— WORK REQUIRED —
Replicate the data exactly, every line included.

— EXTRACTED RECORDS —
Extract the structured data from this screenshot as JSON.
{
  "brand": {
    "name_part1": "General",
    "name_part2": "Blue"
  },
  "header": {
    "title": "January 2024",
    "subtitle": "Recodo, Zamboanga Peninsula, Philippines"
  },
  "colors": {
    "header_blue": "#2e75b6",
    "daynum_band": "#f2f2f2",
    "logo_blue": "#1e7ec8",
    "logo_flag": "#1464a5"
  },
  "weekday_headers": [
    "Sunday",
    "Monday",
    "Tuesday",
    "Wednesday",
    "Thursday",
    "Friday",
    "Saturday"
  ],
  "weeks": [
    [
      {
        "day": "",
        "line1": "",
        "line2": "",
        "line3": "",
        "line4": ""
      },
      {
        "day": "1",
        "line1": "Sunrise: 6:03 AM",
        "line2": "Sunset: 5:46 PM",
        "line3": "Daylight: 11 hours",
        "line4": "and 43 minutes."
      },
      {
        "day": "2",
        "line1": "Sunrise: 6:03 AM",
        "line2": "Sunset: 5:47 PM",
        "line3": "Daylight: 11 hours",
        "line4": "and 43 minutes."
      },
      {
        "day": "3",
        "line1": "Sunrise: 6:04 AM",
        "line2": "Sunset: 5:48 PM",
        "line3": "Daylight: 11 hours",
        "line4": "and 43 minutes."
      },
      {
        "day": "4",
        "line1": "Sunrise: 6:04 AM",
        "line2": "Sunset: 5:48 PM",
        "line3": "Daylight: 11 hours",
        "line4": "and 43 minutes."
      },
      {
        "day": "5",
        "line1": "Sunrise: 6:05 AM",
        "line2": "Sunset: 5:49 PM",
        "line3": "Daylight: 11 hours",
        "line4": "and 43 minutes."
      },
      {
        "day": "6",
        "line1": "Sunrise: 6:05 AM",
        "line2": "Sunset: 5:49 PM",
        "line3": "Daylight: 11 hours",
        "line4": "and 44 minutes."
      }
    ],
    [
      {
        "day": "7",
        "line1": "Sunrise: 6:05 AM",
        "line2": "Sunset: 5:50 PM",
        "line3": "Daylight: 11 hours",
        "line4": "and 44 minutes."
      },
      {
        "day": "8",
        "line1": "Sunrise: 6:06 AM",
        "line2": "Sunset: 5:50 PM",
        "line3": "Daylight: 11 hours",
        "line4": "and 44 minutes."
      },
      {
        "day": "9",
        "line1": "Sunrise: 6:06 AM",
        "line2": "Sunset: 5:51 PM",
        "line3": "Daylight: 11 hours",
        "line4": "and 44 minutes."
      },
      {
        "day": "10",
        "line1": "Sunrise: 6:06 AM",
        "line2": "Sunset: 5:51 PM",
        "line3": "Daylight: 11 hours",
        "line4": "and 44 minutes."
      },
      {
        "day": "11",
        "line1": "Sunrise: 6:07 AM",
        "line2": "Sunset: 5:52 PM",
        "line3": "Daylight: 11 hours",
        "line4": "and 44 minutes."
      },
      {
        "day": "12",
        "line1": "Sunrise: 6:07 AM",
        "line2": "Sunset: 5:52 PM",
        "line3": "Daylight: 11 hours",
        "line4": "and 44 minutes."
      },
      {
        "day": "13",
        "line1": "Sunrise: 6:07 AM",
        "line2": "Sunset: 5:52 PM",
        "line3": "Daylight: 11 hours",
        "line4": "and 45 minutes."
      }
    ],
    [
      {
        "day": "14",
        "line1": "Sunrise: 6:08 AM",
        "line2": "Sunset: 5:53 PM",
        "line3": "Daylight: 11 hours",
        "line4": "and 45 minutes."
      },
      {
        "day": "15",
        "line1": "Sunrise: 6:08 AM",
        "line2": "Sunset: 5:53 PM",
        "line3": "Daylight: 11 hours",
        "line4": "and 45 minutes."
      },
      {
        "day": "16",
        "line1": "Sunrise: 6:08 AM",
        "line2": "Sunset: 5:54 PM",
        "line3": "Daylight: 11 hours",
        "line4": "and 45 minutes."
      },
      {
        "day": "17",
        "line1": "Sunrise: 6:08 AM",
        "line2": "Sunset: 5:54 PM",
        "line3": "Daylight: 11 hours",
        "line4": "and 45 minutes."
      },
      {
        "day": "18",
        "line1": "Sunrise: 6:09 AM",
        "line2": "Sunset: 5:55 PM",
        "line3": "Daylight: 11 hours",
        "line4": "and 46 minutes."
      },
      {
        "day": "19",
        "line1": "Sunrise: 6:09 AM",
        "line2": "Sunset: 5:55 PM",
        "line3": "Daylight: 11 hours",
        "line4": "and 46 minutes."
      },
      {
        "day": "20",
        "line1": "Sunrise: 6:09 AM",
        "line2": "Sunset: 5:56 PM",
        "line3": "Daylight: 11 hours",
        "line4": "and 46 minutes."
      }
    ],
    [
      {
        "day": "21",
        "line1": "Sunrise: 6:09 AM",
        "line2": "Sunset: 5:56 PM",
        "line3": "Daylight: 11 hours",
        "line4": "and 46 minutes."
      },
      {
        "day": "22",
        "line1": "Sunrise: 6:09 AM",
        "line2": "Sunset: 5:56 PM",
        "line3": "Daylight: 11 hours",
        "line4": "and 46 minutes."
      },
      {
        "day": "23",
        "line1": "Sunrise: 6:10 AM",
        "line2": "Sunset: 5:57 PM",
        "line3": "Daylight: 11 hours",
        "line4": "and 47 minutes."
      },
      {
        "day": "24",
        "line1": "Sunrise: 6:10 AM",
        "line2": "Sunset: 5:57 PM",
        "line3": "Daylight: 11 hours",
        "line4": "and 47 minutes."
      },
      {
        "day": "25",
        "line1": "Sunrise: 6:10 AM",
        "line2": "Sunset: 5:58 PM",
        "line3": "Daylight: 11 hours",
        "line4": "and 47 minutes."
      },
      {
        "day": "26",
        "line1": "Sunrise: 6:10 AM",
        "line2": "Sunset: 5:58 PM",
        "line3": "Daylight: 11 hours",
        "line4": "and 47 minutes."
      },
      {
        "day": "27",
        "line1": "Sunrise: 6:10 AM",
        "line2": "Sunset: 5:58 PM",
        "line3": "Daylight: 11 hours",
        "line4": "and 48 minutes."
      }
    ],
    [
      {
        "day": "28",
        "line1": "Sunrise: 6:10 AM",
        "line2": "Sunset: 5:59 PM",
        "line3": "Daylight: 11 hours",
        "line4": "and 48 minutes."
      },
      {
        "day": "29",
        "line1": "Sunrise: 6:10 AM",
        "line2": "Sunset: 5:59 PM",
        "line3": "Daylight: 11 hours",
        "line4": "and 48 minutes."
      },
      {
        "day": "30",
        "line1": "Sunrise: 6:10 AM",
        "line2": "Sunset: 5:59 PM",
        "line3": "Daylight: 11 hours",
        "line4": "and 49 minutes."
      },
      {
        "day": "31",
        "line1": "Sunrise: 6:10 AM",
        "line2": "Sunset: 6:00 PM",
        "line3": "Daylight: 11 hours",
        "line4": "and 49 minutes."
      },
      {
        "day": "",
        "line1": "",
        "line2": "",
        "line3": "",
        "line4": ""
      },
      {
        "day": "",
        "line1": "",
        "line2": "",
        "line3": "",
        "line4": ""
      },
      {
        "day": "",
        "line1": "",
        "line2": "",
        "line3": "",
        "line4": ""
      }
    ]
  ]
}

— THE ANSWER —
Extract the structured data from this screenshot as JSON.
{
  "brand": {
    "name_part1": "General",
    "name_part2": "Blue"
  },
  "header": {
    "title": "January 2024",
    "subtitle": "Recodo, Zamboanga Peninsula, Philippines"
  },
  "colors": {
    "header_blue": "#2e75b6",
    "daynum_band": "#f2f2f2",
    "logo_blue": "#1e7ec8",
    "logo_flag": "#1464a5"
  },
  "weekday_headers": [
    "Sunday",
    "Monday",
    "Tuesday",
    "Wednesday",
    "Thursday",
    "Friday",
    "Saturday"
  ],
  "weeks": [
    [
      {
        "day": "",
        "line1": "",
        "line2": "",
        "line3": "",
        "line4": ""
      },
      {
        "day": "1",
        "line1": "Sunrise: 6:03 AM",
        "line2": "Sunset: 5:46 PM",
        "line3": "Daylight: 11 hours",
        "line4": "and 43 minutes."
      },
      {
        "day": "2",
        "line1": "Sunrise: 6:03 AM",
        "line2": "Sunset: 5:47 PM",
        "line3": "Daylight: 11 hours",
        "line4": "and 43 minutes."
      },
      {
        "day": "3",
        "line1": "Sunrise: 6:04 AM",
        "line2": "Sunset: 5:48 PM",
        "line3": "Daylight: 11 hours",
        "line4": "and 43 minutes."
      },
      {
        "day": "4",
        "line1": "Sunrise: 6:04 AM",
        "line2": "Sunset: 5:48 PM",
        "line3": "Daylight: 11 hours",
        "line4": "and 43 minutes."
      },
      {
        "day": "5",
        "line1": "Sunrise: 6:05 AM",
        "line2": "Sunset: 5:49 PM",
        "line3": "Daylight: 11 hours",
        "line4": "and 43 minutes."
      },
      {
        "day": "6",
        "line1": "Sunrise: 6:05 AM",
        "line2": "Sunset: 5:49 PM",
        "line3": "Daylight: 11 hours",
        "line4": "and 44 minutes."
      }
    ],
    [
      {
        "day": "7",
        "line1": "Sunrise: 6:05 AM",
        "line2": "Sunset: 5:50 PM",
        "line3": "Daylight: 11 hours",
        "line4": "and 44 minutes."
      },
      {
        "day": "8",
        "line1": "Sunrise: 6:06 AM",
        "line2": "Sunset: 5:50 PM",
        "line3": "Daylight: 11 hours",
        "line4": "and 44 minutes."
      },
      {
        "day": "9",
        "line1": "Sunrise: 6:06 AM",
        "line2": "Sunset: 5:51 PM",
        "line3": "Daylight: 11 hours",
        "line4": "and 44 minutes."
      },
      {
        "day": "10",
        "line1": "Sunrise: 6:06 AM",
        "line2": "Sunset: 5:51 PM",
        "line3": "Daylight: 11 hours",
        "line4": "and 44 minutes."
      },
      {
        "day": "11",
        "line1": "Sunrise: 6:07 AM",
        "line2": "Sunset: 5:52 PM",
        "line3": "Daylight: 11 hours",
        "line4": "and 44 minutes."
      },
      {
        "day": "12",
        "line1": "Sunrise: 6:07 AM",
        "line2": "Sunset: 5:52 PM",
        "line3": "Daylight: 11 hours",
        "line4": "and 44 minutes."
      },
      {
        "day": "13",
        "line1": "Sunrise: 6:07 AM",
        "line2": "Sunset: 5:52 PM",
        "line3": "Daylight: 11 hours",
        "line4": "and 45 minutes."
      }
    ],
    [
      {
        "day": "14",
        "line1": "Sunrise: 6:08 AM",
        "line2": "Sunset: 5:53 PM",
        "line3": "Daylight: 11 hours",
        "line4": "and 45 minutes."
      },
      {
        "day": "15",
        "line1": "Sunrise: 6:08 AM",
        "line2": "Sunset: 5:53 PM",
        "line3": "Daylight: 11 hours",
        "line4": "and 45 minutes."
      },
      {
        "day": "16",
        "line1": "Sunrise: 6:08 AM",
        "line2": "Sunset: 5:54 PM",
        "line3": "Daylight: 11 hours",
        "line4": "and 45 minutes."
      },
      {
        "day": "17",
        "line1": "Sunrise: 6:08 AM",
        "line2": "Sunset: 5:54 PM",
        "line3": "Daylight: 11 hours",
        "line4": "and 45 minutes."
      },
      {
        "day": "18",
        "line1": "Sunrise: 6:09 AM",
        "line2": "Sunset: 5:55 PM",
        "line3": "Daylight: 11 hours",
        "line4": "and 46 minutes."
      },
      {
        "day": "19",
        "line1": "Sunrise: 6:09 AM",
        "line2": "Sunset: 5:55 PM",
        "line3": "Daylight: 11 hours",
        "line4": "and 46 minutes."
      },
      {
        "day": "20",
        "line1": "Sunrise: 6:09 AM",
        "line2": "Sunset: 5:56 PM",
        "line3": "Daylight: 11 hours",
        "line4": "and 46 minutes."
      }
    ],
    [
      {
        "day": "21",
        "line1": "Sunrise: 6:09 AM",
        "line2": "Sunset: 5:56 PM",
        "line3": "Daylight: 11 hours",
        "line4": "and 46 minutes."
      },
      {
        "day": "22",
        "line1": "Sunrise: 6:09 AM",
        "line2": "Sunset: 5:56 PM",
        "line3": "Daylight: 11 hours",
        "line4": "and 46 minutes."
      },
      {
        "day": "23",
        "line1": "Sunrise: 6:10 AM",
        "line2": "Sunset: 5:57 PM",
        "line3": "Daylight: 11 hours",
        "line4": "and 47 minutes."
      },
      {
        "day": "24",
        "line1": "Sunrise: 6:10 AM",
        "line2": "Sunset: 5:57 PM",
        "line3": "Daylight: 11 hours",
        "line4": "and 47 minutes."
      },
      {
        "day": "25",
        "line1": "Sunrise: 6:10 AM",
        "line2": "Sunset: 5:58 PM",
        "line3": "Daylight: 11 hours",
        "line4": "and 47 minutes."
      },
      {
        "day": "26",
        "line1": "Sunrise: 6:10 AM",
        "line2": "Sunset: 5:58 PM",
        "line3": "Daylight: 11 hours",
        "line4": "and 47 minutes."
      },
      {
        "day": "27",
        "line1": "Sunrise: 6:10 AM",
        "line2": "Sunset: 5:58 PM",
        "line3": "Daylight: 11 hours",
        "line4": "and 48 minutes."
      }
    ],
    [
      {
        "day": "28",
        "line1": "Sunrise: 6:10 AM",
        "line2": "Sunset: 5:59 PM",
        "line3": "Daylight: 11 hours",
        "line4": "and 48 minutes."
      },
      {
        "day": "29",
        "line1": "Sunrise: 6:10 AM",
        "line2": "Sunset: 5:59 PM",
        "line3": "Daylight: 11 hours",
        "line4": "and 48 minutes."
      },
      {
        "day": "30",
        "line1": "Sunrise: 6:10 AM",
        "line2": "Sunset: 5:59 PM",
        "line3": "Daylight: 11 hours",
        "line4": "and 49 minutes."
      },
      {
        "day": "31",
        "line1": "Sunrise: 6:10 AM",
        "line2": "Sunset: 6:00 PM",
        "line3": "Daylight: 11 hours",
        "line4": "and 49 minutes."
      },
      {
        "day": "",
        "line1": "",
        "line2": "",
        "line3": "",
        "line4": ""
      },
      {
        "day": "",
        "line1": "",
        "line2": "",
        "line3": "",
        "line4": ""
      },
      {
        "day": "",
        "line1": "",
        "line2": "",
        "line3": "",
        "line4": ""
      }
    ]
  ]
}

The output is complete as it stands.